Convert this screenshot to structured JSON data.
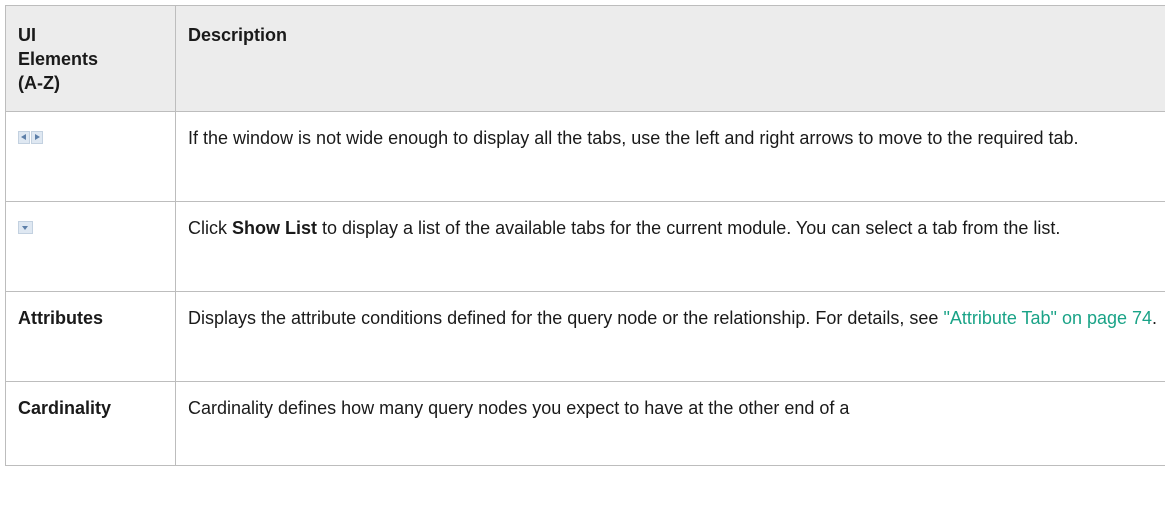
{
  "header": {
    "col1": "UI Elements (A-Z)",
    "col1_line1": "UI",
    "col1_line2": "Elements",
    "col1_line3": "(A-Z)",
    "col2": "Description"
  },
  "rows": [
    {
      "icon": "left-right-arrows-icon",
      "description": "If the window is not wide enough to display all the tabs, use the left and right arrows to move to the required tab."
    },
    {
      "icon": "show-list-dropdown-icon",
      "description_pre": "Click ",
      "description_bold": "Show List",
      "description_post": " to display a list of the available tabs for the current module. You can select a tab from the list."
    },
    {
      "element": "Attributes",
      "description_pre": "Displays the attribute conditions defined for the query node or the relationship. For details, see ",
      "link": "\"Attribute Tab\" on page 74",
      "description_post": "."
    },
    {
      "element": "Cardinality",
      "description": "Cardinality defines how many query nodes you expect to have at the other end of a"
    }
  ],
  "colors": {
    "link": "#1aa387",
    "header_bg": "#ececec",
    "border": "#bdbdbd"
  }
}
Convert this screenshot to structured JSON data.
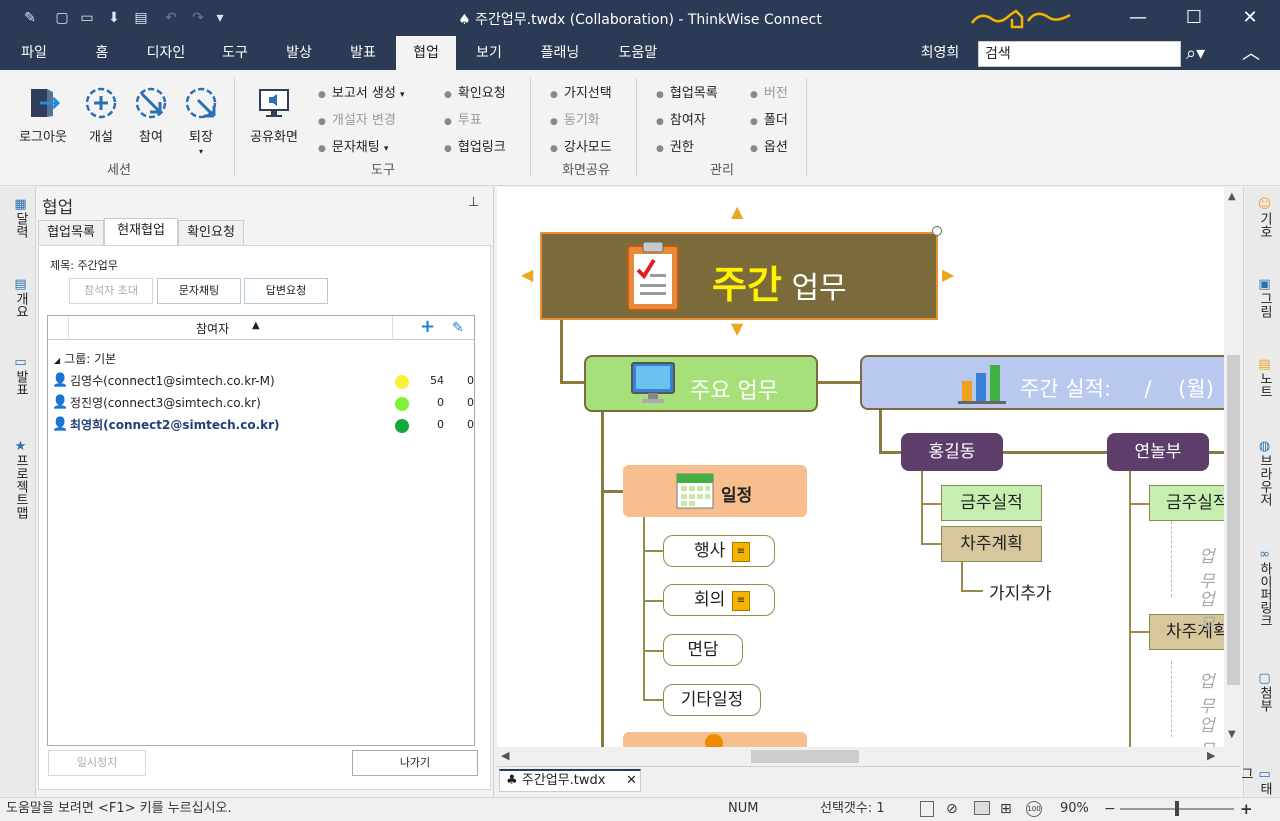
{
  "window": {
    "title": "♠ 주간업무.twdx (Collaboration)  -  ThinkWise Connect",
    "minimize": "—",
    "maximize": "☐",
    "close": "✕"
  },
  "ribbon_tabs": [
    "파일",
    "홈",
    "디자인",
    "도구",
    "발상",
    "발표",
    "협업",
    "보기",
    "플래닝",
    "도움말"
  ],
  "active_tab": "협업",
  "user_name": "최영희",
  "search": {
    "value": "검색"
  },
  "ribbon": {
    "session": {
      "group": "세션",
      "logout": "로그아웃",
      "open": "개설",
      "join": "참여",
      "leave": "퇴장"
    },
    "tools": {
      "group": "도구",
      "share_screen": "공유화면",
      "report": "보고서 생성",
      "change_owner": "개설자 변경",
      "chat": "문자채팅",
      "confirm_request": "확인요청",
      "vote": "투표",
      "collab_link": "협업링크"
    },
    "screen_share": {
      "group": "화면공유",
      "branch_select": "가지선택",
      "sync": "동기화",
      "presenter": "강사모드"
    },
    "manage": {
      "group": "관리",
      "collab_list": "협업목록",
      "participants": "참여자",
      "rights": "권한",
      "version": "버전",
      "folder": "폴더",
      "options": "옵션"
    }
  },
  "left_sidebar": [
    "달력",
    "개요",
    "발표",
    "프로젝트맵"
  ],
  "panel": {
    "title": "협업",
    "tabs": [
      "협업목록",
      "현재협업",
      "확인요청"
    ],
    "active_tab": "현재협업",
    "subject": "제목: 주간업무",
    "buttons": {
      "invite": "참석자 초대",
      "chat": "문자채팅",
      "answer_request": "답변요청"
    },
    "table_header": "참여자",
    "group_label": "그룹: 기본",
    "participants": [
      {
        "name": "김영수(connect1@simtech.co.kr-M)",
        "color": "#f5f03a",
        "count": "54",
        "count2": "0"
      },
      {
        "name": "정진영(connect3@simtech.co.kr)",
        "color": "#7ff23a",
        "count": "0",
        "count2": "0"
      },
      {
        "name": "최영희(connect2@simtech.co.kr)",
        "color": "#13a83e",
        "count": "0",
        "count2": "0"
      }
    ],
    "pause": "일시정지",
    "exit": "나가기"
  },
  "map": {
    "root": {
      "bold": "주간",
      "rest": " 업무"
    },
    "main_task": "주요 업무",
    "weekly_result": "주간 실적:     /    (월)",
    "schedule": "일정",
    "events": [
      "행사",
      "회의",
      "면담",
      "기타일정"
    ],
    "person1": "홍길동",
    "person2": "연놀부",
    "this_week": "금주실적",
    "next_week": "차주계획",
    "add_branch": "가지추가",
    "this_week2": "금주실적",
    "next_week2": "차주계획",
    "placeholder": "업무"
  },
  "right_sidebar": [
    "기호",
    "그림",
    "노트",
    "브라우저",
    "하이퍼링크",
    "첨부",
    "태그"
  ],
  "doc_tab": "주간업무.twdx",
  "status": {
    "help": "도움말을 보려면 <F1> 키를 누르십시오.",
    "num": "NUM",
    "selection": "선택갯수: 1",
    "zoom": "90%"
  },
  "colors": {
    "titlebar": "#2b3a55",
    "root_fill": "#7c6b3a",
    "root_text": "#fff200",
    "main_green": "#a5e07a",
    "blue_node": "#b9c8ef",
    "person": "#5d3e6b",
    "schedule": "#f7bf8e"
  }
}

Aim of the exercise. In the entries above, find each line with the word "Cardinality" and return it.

Response to this task.
      "element": "Cardinality",
      "description": "Cardinality defines how many query nodes you expect to have at the other end of a"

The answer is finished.